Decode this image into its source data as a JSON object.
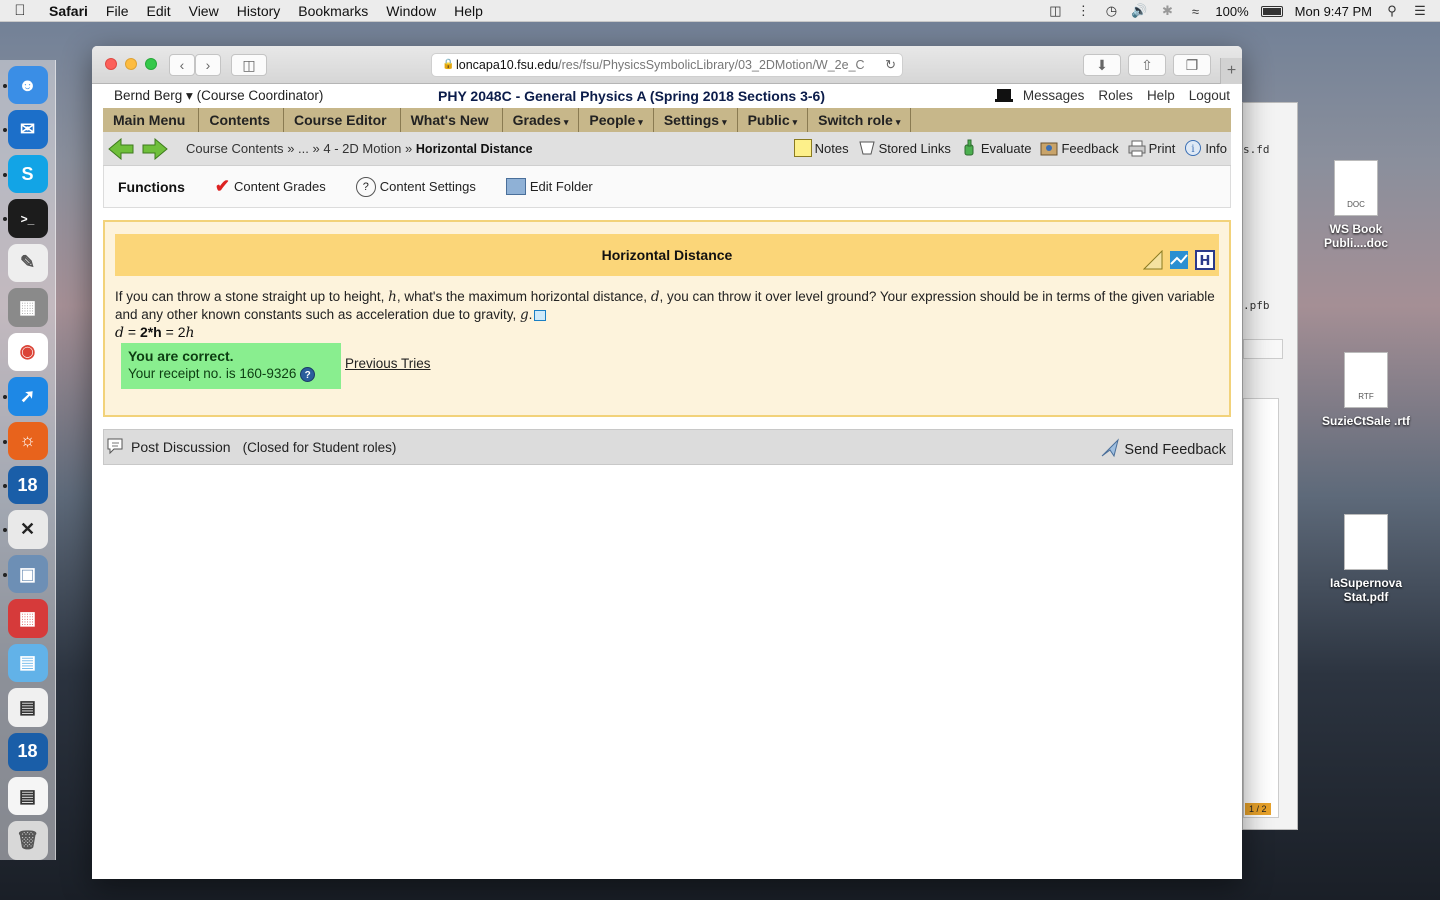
{
  "menubar": {
    "app": "Safari",
    "items": [
      "File",
      "Edit",
      "View",
      "History",
      "Bookmarks",
      "Window",
      "Help"
    ],
    "battery": "100%",
    "clock": "Mon 9:47 PM"
  },
  "desktop": {
    "files": [
      {
        "name": "WS Book Publi....doc",
        "tag": "DOC"
      },
      {
        "name": "SuzieCtSale .rtf",
        "tag": "RTF"
      },
      {
        "name": "IaSupernova Stat.pdf",
        "tag": ""
      }
    ],
    "bg_window": {
      "snippet1": "s.fd",
      "snippet2": ".pfb",
      "page": "1 / 2"
    }
  },
  "browser": {
    "url_host": "loncapa10.fsu.edu",
    "url_path": "/res/fsu/PhysicsSymbolicLibrary/03_2DMotion/W_2e_C"
  },
  "header": {
    "user": "Bernd Berg ▾",
    "role": "(Course Coordinator)",
    "course": "PHY 2048C - General Physics A (Spring 2018 Sections 3-6)",
    "links": [
      "Messages",
      "Roles",
      "Help",
      "Logout"
    ]
  },
  "nav": {
    "items": [
      {
        "label": "Main Menu",
        "caret": ""
      },
      {
        "label": "Contents",
        "caret": ""
      },
      {
        "label": "Course Editor",
        "caret": ""
      },
      {
        "label": "What's New",
        "caret": ""
      },
      {
        "label": "Grades",
        "caret": "▾"
      },
      {
        "label": "People",
        "caret": "▾"
      },
      {
        "label": "Settings",
        "caret": "▾"
      },
      {
        "label": "Public",
        "caret": "▾"
      },
      {
        "label": "Switch role",
        "caret": "▾"
      }
    ]
  },
  "breadcrumb": {
    "root": "Course Contents",
    "sep": "»",
    "ellipsis": "...",
    "folder": "4 - 2D Motion",
    "current": "Horizontal Distance"
  },
  "tools": [
    "Notes",
    "Stored Links",
    "Evaluate",
    "Feedback",
    "Print",
    "Info"
  ],
  "functions": {
    "title": "Functions",
    "items": [
      "Content Grades",
      "Content Settings",
      "Edit Folder"
    ]
  },
  "problem": {
    "title": "Horizontal Distance",
    "text_a": "If you can throw a stone straight up to height, ",
    "var_h": "h",
    "text_b": ", what's the maximum horizontal distance, ",
    "var_d": "d",
    "text_c": ", you can throw it over level ground? Your expression should be in terms of the given variable and any other known constants such as acceleration due to gravity, ",
    "var_g": "g",
    "text_d": ".",
    "answer_lhs": "d",
    "answer_eq": " = ",
    "answer_input": "2*h",
    "answer_eq2": " = 2",
    "answer_var": "h",
    "status": "You are correct.",
    "receipt": "Your receipt no. is 160-9326",
    "prev_tries": "Previous Tries"
  },
  "discussion": {
    "post": "Post Discussion",
    "closed": "(Closed for Student roles)",
    "send_feedback": "Send Feedback"
  }
}
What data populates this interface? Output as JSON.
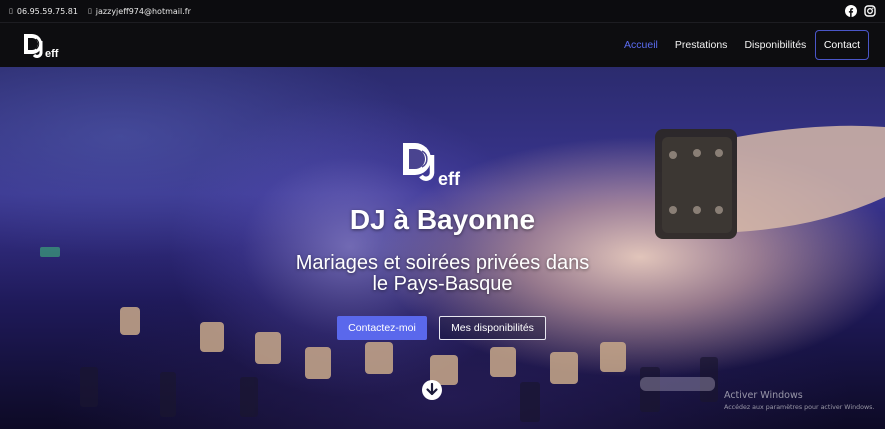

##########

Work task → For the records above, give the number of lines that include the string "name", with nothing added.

Your response → 3